[VIEWPOINT]Repeating our historical mistakesOnce upon a time, there lived a rich landlord. Most villagers worked for him. He was a man of common sense, though not a man of virtue. One day, he came to find out that some villagers had been speaking ill of him. They had been complaining that he treated a few of the people who worked for him favorably. They complained that he gave bigger salaries to a hard-working man and a man with dexterity.
However, the landlord didn’t change. He thought it was appropriate to pay more to the people who brought him more benefits through their sincerity and skilled workmanship.
The landlord did not respond to the criticism because he expected the complaints would die down soon. Yet, the situation just got worse. Rumors started to spread that the landlord, a miser, chased away a Buddhist monk who asked for alms, and that he had tried to rape a village girl when he was young.
The landlord was shocked. After the groundless rumors began to spread, he started to suffer insomnia. He even began to wonder whether it was worth it for him to lead such a hard life. So, he reduced his farming by half. He also cut the number of people who worked for him in half.
Because he didn’t want the villagers to gossip about him, he stopped mingling with them. Instead, he took a look around at neighboring villages. He bought some essential daily utensils to bring back with him. The village shopkeepers started to complain that they were losing money in sales. Rickshaw drivers also complained because their income dropped. When the villagers drove the landlord into a corner, they created a strange situation. The people who had to deal with more hardship were the villagers, not the landlord.
Time went by and we entered the 21st century. Now, there is a recurrence of a similar situation.
The trend of looking at the haves in a negative way has spread widely throughout our society.
The critics of the wealthy say they live in luxury houses and drive expensive cars because they were lucky enough to have wealthy parents. They also suggest that the wealth of their parents did not accumulate in a clean manner, either. A bunch of them even claim that “the situation of the have-nots will only improve if the haves are shaken up.”
These people pointing to the apartments in some parts of the Gangnam area, or in other rich residential areas south of the Han River in Seoul, and pledged to stabilize real estate prices. They have mobilized all sorts of means, including the “tax bomb.” And they believed that the measure would help relieve the sense of relative deprivation that ordinary people experience.
But the result has been nothing but an expansion of housing price instability. Instead of controlling the prices of apartments in the Gangnam area, the measure has raised the prices of apartments in other areas. In order to cover up their policy failures, these people have repeatedly announced unreasonable real estate market control measures. They had proclaimed that the policy that will make it mandatory for construction companies to reveal the details of the costs of apartment buildings was absurd until two weeks ago, but they are pushing it now with full force.
Wealthy people have gradually turned a cold shoulder to them. They have gone abroad often, using excuses such as that they need to take care of their children studying there and to play golf. They spend moneythat they would have spent at department stores in Korea to shop at the airport duty-free shops of other countries. Since it is cheaper for them to play golf and shop overseas, it is like killing two birds with one stone for them. As a result, the amount of money Koreans have spent overseas has been breaking records every month.
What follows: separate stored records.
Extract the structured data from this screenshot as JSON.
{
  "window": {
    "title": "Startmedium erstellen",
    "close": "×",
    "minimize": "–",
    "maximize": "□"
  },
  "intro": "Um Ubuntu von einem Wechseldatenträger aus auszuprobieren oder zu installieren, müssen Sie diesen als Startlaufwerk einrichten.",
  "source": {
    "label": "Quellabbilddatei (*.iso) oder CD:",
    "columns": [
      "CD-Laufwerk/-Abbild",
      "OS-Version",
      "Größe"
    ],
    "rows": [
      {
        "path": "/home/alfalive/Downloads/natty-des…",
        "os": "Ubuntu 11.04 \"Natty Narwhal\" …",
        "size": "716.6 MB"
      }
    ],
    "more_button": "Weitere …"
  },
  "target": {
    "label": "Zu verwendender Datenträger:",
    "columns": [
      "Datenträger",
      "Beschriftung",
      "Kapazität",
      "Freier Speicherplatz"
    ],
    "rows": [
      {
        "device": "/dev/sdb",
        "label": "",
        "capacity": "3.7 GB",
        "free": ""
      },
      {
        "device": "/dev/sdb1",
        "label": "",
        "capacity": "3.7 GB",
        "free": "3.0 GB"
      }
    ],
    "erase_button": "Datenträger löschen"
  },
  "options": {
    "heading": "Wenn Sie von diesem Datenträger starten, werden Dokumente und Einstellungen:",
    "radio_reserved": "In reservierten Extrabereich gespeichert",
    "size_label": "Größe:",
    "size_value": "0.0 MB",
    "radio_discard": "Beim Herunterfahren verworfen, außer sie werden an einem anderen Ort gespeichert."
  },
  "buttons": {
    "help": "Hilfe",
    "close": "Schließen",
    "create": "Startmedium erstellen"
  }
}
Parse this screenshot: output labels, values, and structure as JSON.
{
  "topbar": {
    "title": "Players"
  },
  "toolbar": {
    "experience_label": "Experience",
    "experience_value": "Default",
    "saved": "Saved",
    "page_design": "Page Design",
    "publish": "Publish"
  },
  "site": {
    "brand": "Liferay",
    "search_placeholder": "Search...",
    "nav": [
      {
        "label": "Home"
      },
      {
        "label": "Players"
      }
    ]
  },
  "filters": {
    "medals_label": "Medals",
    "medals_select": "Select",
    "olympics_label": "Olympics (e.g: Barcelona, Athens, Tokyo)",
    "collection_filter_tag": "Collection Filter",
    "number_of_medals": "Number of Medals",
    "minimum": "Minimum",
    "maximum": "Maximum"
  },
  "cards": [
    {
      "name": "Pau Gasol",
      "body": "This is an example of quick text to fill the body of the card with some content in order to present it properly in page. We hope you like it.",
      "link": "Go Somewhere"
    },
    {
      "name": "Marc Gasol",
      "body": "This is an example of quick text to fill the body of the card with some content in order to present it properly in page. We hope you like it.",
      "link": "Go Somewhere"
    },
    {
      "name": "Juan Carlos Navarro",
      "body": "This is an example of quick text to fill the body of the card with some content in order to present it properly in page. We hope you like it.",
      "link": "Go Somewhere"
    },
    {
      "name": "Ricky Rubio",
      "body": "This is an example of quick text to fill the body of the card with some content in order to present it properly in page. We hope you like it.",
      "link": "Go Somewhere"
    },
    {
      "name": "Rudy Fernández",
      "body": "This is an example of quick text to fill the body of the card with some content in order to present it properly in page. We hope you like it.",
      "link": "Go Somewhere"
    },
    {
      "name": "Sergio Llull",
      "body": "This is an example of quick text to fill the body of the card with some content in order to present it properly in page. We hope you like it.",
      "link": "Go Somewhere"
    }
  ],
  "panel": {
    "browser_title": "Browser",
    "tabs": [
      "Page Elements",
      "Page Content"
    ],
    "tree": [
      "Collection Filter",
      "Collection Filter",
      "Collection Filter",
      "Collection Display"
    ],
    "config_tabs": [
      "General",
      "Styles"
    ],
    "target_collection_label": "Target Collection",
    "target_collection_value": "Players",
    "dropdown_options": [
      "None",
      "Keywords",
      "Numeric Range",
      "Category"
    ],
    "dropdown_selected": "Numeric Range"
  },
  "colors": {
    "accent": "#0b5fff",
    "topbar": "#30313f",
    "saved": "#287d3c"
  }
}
Because of that, it is only natural that domestic consumption has begun to dwindle.
Restaurant owners, taxi drivers and businessmen who run small- and medium-sized businesses are experiencing hard times. As the economy has deteriorated, businesses have stopped employing new recruits and have even started to reduce the number of existing workers. Critics had always looked negatively at businesses. However, the first patriotic contribution one can make is to pay taxes by making money through a good business. The next is making enough money to create jobs by expanding manufacturing facilities. Consequently, the country has become full of unemployed people.
Once again, the attack on the wealthy has resulted in creating unintended victims. Nevertheless, the critics still insist, “We are trying hard for the benefit of people like you, the have-nots.”
*The writer is the international news editor of the JoongAng Ilbo.
by Shim Shang-bok